It should have been no surprise, in a state that launched the career of Thomas Edison, to find a deep and thriving information and telecommunications industry in New Jersey.
From the legacy established by the legendary Wizard of Menlo Park, New Jersey boasts one of the nation’s highest concentrations of tech workers and more than 31,000 information and communications technology companies, including more than 1,000 firms that offer data processing, hosting and other gateway services.
Boon to Employment
Total technology employment in the state totaled more than 313,000 workers in 2010, including 63 percent with a bachelor's degree or higher. New Jersey employers' technology-related disciplines paid more than $31 billion in wages in 2010 – about 18 percent of the wages paid in all industries.
Such focus on information and communications technology is transformational throughout the state. At 48.6 percent of households, New Jersey leads all states in the level of broadband penetration. Broadband access is viewed widely as a bellwether economic asset for business and commerce growth.
“The telecommunications industry has been a significant part of New Jersey’s economy for decades, and research has shown that private-sector investment in broadband is a fundamental driver of economic growth and innovation,” says Dennis M. Bone, president of Verizon New Jersey, which, with more than 15,000 employees in the state is one of its largest employers.
Within the industry, Verizon New Jersey is part of ongoing, major investments in communications infrastructure. The company has invested $4 billion in its telecommunications wireline infrastructure alone over the last five years in addition to key spending in wireless access and fiber optics for broadband and video access.
Bone says the telecommunications industry "will continue to be a vital part of New Jersey’s economy and Verizon will continue to support policies that align the state’s industry with the competitive marketplace.”
Supporting the state’s innovation posture are educational assets such as Rutgers University's School of Information and Communication and the New Jersey Institute of Technology (NJIT), a noted national research university that has produced more than 130 patents.

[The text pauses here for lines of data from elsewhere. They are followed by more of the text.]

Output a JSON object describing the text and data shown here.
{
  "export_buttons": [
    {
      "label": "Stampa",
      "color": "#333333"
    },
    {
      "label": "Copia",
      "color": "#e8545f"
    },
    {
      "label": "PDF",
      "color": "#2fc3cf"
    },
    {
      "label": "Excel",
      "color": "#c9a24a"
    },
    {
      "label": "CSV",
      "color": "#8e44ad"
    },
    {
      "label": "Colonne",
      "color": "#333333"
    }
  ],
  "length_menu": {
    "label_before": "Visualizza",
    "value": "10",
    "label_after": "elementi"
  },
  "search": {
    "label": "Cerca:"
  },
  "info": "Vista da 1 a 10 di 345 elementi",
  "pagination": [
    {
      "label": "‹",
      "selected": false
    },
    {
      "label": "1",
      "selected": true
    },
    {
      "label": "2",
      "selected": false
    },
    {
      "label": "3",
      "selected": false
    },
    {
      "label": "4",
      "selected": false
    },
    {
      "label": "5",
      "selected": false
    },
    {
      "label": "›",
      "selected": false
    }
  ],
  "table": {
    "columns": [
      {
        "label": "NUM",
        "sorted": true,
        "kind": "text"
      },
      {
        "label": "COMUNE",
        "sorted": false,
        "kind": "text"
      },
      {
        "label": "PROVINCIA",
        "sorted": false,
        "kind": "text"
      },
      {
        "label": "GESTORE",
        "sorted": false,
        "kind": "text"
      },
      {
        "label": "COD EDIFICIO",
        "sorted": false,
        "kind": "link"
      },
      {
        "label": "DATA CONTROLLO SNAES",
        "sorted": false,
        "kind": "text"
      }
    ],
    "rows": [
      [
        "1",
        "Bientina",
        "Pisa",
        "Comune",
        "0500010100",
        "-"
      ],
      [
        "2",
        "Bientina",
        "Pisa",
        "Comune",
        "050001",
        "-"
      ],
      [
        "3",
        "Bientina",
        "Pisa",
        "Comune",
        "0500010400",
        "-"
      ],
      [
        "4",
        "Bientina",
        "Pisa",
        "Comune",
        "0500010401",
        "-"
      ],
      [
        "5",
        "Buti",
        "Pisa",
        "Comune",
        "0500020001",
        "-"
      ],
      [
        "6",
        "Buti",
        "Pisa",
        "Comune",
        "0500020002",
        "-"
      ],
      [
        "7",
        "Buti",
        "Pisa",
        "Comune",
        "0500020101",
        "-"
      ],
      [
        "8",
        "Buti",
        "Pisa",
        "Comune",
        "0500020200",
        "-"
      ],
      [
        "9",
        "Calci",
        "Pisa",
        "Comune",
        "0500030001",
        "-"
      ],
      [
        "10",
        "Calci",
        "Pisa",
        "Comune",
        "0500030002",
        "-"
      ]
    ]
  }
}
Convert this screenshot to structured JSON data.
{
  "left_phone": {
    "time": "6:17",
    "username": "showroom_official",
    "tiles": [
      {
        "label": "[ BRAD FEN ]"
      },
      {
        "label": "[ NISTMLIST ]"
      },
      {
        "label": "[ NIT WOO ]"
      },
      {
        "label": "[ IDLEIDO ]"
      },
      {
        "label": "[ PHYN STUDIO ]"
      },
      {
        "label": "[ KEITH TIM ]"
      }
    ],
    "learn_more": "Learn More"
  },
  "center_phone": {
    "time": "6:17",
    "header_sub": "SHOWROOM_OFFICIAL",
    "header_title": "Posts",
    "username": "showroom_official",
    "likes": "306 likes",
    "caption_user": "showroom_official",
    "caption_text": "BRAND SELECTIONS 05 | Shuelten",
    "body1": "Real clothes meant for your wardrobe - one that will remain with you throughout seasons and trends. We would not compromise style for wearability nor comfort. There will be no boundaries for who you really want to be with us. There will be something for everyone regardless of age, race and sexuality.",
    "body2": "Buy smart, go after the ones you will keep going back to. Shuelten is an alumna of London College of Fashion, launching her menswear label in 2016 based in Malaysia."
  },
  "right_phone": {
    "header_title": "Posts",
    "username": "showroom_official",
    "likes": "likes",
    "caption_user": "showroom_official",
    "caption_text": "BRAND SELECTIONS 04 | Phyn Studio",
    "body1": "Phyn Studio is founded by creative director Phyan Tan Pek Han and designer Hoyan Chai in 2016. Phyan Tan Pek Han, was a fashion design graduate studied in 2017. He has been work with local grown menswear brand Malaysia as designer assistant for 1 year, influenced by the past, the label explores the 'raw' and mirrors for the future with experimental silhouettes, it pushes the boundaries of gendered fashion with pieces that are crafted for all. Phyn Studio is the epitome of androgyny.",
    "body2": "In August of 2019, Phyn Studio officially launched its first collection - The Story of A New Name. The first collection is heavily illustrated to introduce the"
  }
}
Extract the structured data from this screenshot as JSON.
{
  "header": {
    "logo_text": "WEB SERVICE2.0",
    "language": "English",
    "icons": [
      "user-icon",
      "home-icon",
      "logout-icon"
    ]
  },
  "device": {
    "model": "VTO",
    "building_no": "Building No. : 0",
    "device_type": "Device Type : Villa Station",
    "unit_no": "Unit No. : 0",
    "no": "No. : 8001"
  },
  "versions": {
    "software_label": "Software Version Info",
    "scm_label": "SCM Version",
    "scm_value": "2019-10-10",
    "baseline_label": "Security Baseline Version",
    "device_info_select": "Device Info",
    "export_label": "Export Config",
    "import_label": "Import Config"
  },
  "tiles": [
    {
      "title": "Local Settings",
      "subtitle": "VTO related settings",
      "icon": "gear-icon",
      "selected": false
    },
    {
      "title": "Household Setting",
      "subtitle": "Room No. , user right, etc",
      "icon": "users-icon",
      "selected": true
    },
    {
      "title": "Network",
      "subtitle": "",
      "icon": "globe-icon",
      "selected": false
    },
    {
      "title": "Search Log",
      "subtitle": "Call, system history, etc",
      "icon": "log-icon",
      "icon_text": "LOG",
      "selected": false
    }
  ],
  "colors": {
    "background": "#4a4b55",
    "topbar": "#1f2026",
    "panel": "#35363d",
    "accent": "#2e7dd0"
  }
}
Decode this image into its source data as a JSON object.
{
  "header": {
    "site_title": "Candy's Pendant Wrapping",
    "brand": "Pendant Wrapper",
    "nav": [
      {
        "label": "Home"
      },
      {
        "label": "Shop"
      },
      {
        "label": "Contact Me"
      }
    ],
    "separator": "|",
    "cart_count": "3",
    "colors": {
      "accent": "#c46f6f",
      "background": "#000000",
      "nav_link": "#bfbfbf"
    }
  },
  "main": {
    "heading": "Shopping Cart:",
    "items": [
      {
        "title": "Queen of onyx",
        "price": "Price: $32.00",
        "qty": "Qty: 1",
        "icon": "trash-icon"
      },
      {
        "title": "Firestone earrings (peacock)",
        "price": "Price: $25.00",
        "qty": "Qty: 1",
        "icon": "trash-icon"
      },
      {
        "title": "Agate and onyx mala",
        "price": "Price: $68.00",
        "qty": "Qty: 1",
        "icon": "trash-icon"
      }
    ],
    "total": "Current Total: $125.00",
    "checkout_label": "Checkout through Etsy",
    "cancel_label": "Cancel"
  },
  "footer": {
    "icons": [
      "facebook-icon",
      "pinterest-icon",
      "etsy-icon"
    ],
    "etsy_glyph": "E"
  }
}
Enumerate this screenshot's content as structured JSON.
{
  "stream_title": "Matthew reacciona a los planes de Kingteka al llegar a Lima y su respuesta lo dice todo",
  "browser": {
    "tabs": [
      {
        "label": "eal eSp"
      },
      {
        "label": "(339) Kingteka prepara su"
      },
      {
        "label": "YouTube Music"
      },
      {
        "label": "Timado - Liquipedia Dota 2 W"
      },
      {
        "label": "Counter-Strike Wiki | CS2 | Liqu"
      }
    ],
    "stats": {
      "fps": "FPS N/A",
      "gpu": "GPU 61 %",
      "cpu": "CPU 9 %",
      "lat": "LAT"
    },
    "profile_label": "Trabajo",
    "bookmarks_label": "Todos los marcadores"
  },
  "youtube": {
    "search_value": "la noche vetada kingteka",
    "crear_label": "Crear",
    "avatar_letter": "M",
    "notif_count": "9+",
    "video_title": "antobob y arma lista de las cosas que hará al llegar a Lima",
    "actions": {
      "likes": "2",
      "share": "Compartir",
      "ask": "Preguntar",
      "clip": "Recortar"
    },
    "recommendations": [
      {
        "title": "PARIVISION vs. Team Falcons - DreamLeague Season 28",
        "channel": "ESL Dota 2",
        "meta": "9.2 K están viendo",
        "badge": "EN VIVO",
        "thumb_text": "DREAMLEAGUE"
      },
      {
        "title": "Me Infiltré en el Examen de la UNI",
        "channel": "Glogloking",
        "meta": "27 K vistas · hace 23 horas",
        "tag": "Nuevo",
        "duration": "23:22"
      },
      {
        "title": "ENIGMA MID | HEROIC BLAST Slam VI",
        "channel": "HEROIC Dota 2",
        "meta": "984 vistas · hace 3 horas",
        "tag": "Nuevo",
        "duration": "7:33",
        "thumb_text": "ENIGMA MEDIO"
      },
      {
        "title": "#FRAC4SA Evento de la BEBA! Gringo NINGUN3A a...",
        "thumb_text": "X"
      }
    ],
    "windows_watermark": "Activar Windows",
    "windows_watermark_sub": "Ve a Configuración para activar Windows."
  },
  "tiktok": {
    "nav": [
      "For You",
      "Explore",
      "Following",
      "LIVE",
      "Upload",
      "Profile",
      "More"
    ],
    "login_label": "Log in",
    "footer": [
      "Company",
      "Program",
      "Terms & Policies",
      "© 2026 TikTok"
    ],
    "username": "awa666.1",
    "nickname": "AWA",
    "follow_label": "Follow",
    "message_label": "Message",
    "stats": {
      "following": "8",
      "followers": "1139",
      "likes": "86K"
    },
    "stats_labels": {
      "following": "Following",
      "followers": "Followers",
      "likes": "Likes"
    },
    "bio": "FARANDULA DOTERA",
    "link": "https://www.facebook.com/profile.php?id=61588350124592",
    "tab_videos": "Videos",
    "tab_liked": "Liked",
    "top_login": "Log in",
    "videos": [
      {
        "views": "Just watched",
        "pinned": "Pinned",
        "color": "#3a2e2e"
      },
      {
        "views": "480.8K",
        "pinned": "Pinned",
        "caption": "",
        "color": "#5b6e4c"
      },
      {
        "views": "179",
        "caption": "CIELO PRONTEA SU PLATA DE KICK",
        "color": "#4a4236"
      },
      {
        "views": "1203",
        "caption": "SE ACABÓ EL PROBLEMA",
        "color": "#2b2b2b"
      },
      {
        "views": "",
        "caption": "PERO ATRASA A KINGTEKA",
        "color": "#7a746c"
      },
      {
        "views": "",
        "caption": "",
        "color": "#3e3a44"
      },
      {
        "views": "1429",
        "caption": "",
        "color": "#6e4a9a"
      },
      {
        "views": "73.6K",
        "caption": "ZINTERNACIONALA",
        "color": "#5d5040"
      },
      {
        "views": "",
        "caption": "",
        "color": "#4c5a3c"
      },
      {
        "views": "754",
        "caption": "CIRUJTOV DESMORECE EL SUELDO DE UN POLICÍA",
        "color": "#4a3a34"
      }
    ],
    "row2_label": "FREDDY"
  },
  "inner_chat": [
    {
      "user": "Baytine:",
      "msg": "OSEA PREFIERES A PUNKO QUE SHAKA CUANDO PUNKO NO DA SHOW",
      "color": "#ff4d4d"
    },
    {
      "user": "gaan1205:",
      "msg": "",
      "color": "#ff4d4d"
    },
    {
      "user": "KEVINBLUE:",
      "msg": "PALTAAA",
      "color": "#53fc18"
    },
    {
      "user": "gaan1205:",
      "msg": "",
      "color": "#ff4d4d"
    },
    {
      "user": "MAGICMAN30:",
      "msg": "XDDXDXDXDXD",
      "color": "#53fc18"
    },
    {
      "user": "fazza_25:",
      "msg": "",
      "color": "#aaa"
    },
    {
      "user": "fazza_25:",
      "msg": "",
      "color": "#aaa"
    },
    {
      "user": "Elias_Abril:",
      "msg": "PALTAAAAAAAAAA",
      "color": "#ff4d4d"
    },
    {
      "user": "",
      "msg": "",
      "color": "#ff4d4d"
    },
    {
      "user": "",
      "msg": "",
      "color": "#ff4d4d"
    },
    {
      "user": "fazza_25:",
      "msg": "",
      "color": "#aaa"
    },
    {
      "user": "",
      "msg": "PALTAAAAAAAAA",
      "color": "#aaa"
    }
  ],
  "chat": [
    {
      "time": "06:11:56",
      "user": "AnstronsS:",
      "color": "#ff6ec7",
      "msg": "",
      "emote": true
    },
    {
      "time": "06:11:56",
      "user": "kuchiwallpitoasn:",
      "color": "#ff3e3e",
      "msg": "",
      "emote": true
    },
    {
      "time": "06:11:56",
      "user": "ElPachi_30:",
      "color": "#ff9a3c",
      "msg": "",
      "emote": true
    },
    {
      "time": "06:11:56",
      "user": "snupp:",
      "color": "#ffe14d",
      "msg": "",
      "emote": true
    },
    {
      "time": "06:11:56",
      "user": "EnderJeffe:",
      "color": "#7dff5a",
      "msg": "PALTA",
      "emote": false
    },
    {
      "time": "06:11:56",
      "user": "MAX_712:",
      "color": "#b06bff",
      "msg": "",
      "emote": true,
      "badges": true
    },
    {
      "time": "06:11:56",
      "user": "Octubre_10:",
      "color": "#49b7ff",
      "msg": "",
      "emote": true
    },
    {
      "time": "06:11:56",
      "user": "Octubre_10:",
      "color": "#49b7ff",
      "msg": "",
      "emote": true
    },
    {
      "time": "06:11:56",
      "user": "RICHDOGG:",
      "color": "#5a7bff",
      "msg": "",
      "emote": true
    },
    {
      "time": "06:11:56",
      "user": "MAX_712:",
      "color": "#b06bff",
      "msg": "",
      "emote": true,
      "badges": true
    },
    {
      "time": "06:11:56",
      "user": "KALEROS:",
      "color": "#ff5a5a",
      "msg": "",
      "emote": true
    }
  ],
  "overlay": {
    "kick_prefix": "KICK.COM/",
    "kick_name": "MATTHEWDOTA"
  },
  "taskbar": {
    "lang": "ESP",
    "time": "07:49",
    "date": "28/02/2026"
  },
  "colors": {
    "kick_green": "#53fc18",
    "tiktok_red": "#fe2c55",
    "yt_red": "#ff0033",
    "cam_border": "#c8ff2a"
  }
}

Long History of Innovation
Donald H. Sebastian, Ph.D., NJIT senior vice president for research and economic development, calls the New Jersey technology sector a “pillar” of the state’s economy.
“New Jersey is synonymous with telecommunications as the home to iconic firms like AT&T and RCA that created landline, cellular, optical and broadcast communications technologies as well as important software systems that are now synonymous with all aspects of telecom,” Sebastian says.
Sebastian notes that more than a decade ago, NJIT created a separate College of Computing Sciences, recognizing that computing had evolved to a point where it needed a unique pedagogy at the institution. NJIT seeks to expose its students to a range of opportunities to extend their classroom education into the field, Sebastian says, including an active co-op and intern program that places more than 300 students a year as employees of incubator companies.
“We a clear growth in the need for a new breed of IT professional that is able to understand problems of business and personal life and render useful remedies through IT,” Sebastian says.